Summary: All Dillon wants is to be a real dancer. And if he wins a summer scholarship at Dance-Splosion, he’s on his way. The problem? His dad wants him to play football. And Dillon’s freestyle crew, the Dizzee Freekz, says that dance studios are for sellouts. His friends want Dillon to kill it at the audition—so he can turn around and tell the studio just how wrong their rules and creativity-strangling ways are. At first, Dillon’s willing to go along with his crew’s plan, even convincing one of the snobbiest girls at school to work with him on his technique. But as Dillon’s dancing improves, he wonders: what if studios aren’t the enemy? And what if he actually has a shot at winning the scholarship?
DIZZEE FREEKZ 4-EVA!
Dillon Parker has the music in him – he loves being part of a dance crew with his friends Kassie and Carson (and videographer Austin), but he longs to learn some real technique, not just the “ninja freestyle” he invented using karate moves. Kassie and Carson, both veterans of years of dance lessons, insist that Dillon’s way is more creative, more true, but he’s not convinced.

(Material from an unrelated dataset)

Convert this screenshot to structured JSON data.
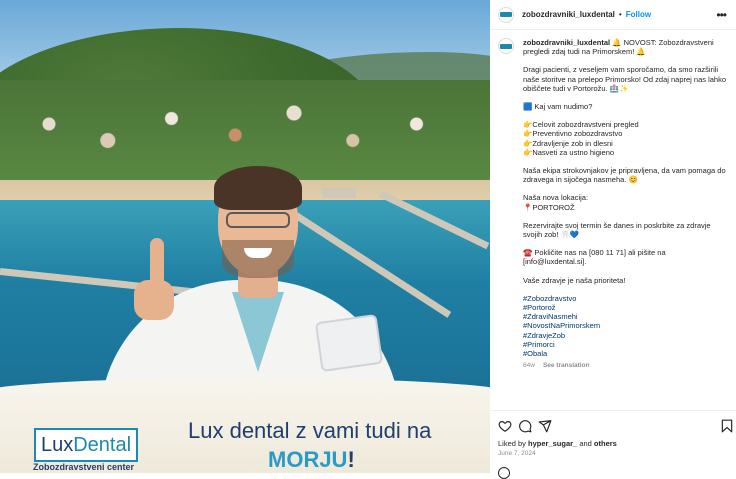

When an opportunity comes up to compete for a dance studio scholarship, Kassie wants Dillon to use it to take a stand against the creativity-stifling studios – but Dillon *really* wants those lessons. Torn between loyalty to his crew and his own desires, Dillon has to learn how to be true to himself. Dillon is a winning protagonist, willing to put up with ridicule if necessary to do what he loves, and his honest nature is refreshing. Benjamin populates his whole novel, actually, with fresh, realistic characters whom I’d love to hang out with, from good-guy football player DeMarcus to the strong-willed Kassie to the eternally sunny Carson – heck, even complicated sorta-mean-girl Sarah is winningly drawn. A delightful dance from start to finish.
MY SEVENTH-GRADE LIFE IN TIGHTS is out now.